The literature of Mesopotamia is one of its finest cultural achievements. Though there are many modern anthologies and chrestomathies (compilations of useful learning), with translations and paraphrases of Mesopotamian literature, as well as attempts to write its history, it cannot truly be said that “cuneiform literature” has been resurrected to the extent that it deserves.
However, ‘cuneiform literature’ had not been resurrected to the extent it deserves. There were many reasons for it. The main reason was the inadequate knowledge of the languages and the insufficient acquaintance with the vocabulary.
A further reason is the inadequate knowledge of the languages :insufficient acquaintance with the vocabulary and, in Sumerian, major difficulties with the grammar. Consequently, another generation of Assyriologists will pass before the great myths, epics, lamentations, hymns, “law codes,” wisdom literature, and pedagogical treatises can be presented to the reader in such a way that he can fully appreciate the high level of literary creativity of those times.
The Gilgamesh Epic of ancient Mesopotamia began as at least five Sumerian stories detailing Gilgamesh’s adventures: Gilgamesh and Akka; Gilgamesh and Humbaba (two version); Gilgamesh and the Bull of Heaven; Gilgamesh, Enkidu and the Netherworld; Death of Gilgamesh. Sometime in the Old Babylonian period, the five Sumerian stories were translated into a literary Akkadian dialect but still remained as episodic noncanonical stories. While mere fragments of the Sumerian originals have been found, Akkadian translations have been found of the latter four stories; likely more existed but await discovery.
Translation styles have varied from a literal word-for-word correspondence following the word order of the original, to a poetic paraphrase flowing through lacunae. The two main works which were sufficiently preserved to be translatable from the early days were the Epic of Creation and the Epic of Gilgamesh.
In fact the former is written in an archaic style, whereas the latter is more colloquial, but this is seldom apparent in translation. Stephen Langdon’s 1923 translation of the Epic of Creation was fluent, but he included such archaic usages as ‘verily not shall we sleep’, feeling, as many translators did, that such ancient literature should be translated in a manner that alluded to its great antiquity.
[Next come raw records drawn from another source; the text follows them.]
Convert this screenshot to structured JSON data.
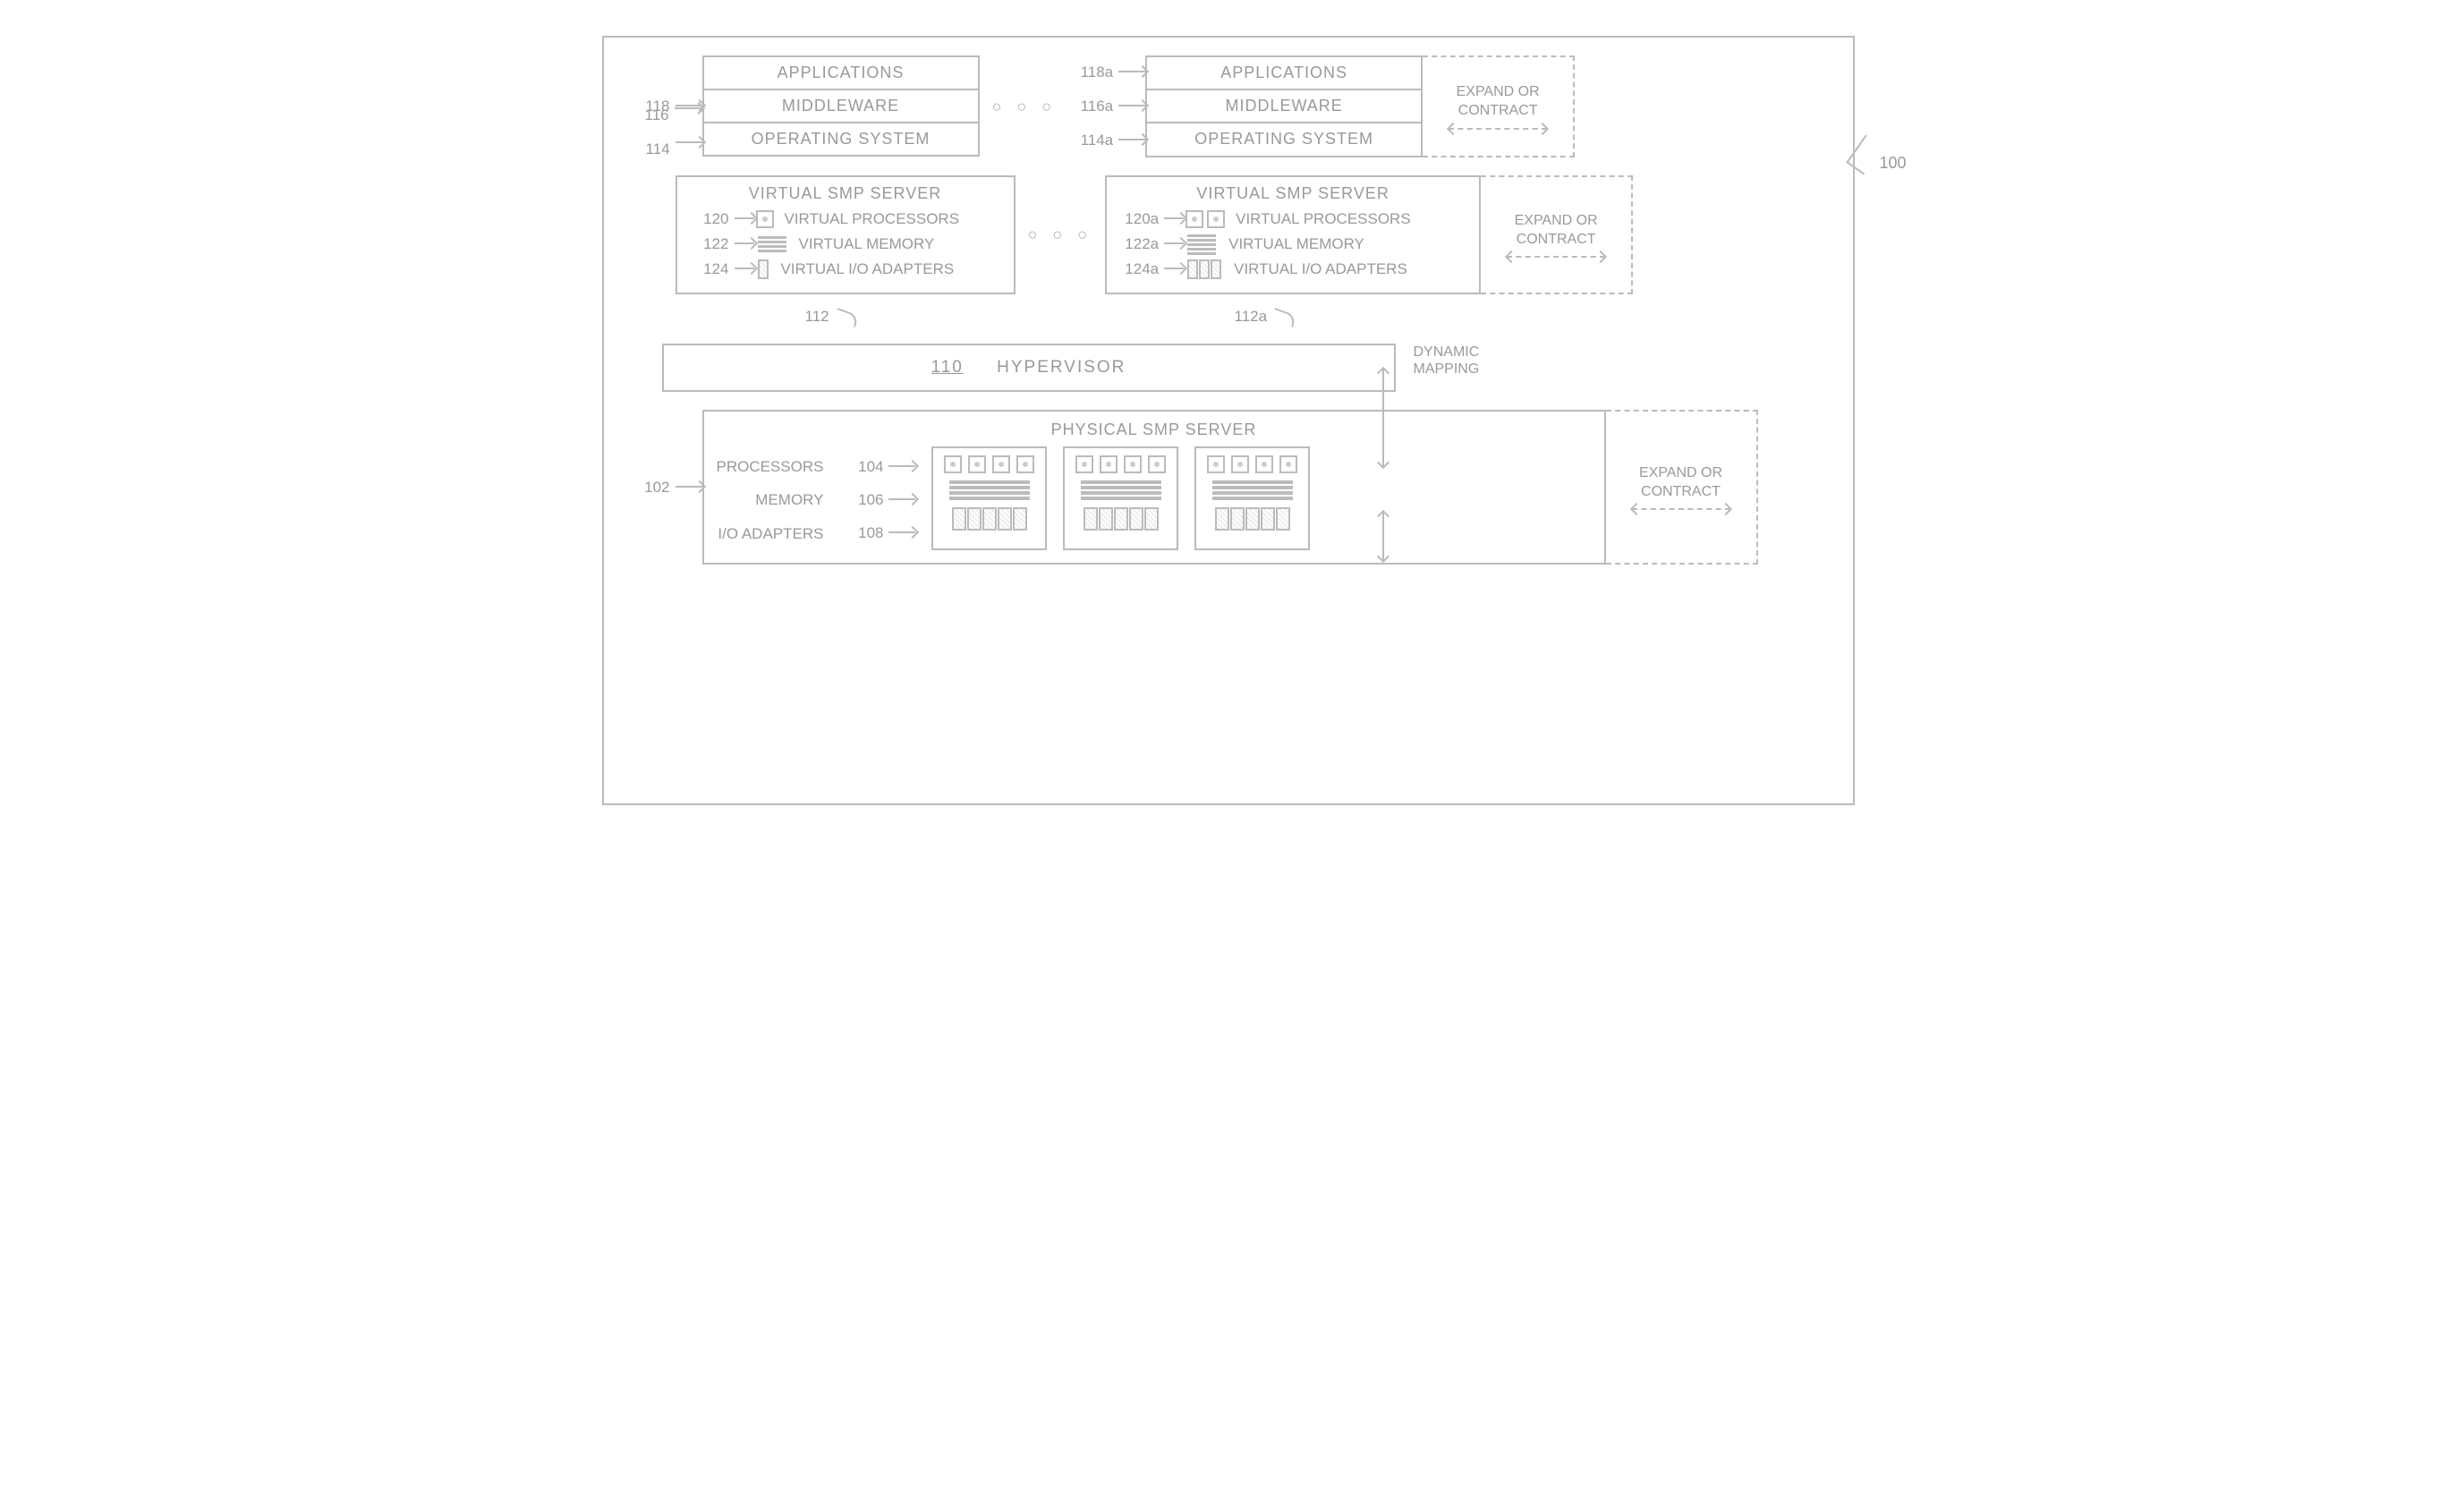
{
  "refs": {
    "outer": "100",
    "stack1": {
      "apps": "118",
      "mw": "116",
      "os": "114"
    },
    "stack2": {
      "apps": "118a",
      "mw": "116a",
      "os": "114a"
    },
    "vsmp1": {
      "box": "112",
      "vproc": "120",
      "vmem": "122",
      "vio": "124"
    },
    "vsmp2": {
      "box": "112a",
      "vproc": "120a",
      "vmem": "122a",
      "vio": "124a"
    },
    "hypervisor": "110",
    "physical": {
      "box": "102",
      "proc": "104",
      "mem": "106",
      "io": "108"
    }
  },
  "labels": {
    "apps": "APPLICATIONS",
    "mw": "MIDDLEWARE",
    "os": "OPERATING SYSTEM",
    "vsmp_title": "VIRTUAL SMP SERVER",
    "vproc": "VIRTUAL PROCESSORS",
    "vmem": "VIRTUAL MEMORY",
    "vio": "VIRTUAL I/O ADAPTERS",
    "hypervisor": "HYPERVISOR",
    "dynmap": "DYNAMIC\nMAPPING",
    "physical_title": "PHYSICAL SMP SERVER",
    "proc": "PROCESSORS",
    "mem": "MEMORY",
    "io": "I/O ADAPTERS",
    "expand": "EXPAND OR\nCONTRACT"
  }
}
Mesopotamian literature originated with the Sumerians, whose earliest known written records are from the middle of the 4th millennium B.C. It constitutes the oldest known literature in the world.; moreover, inner criteria indicate that a long oral literarytradition preceded, and probably coexisted with, the setting down of its songs and its writing.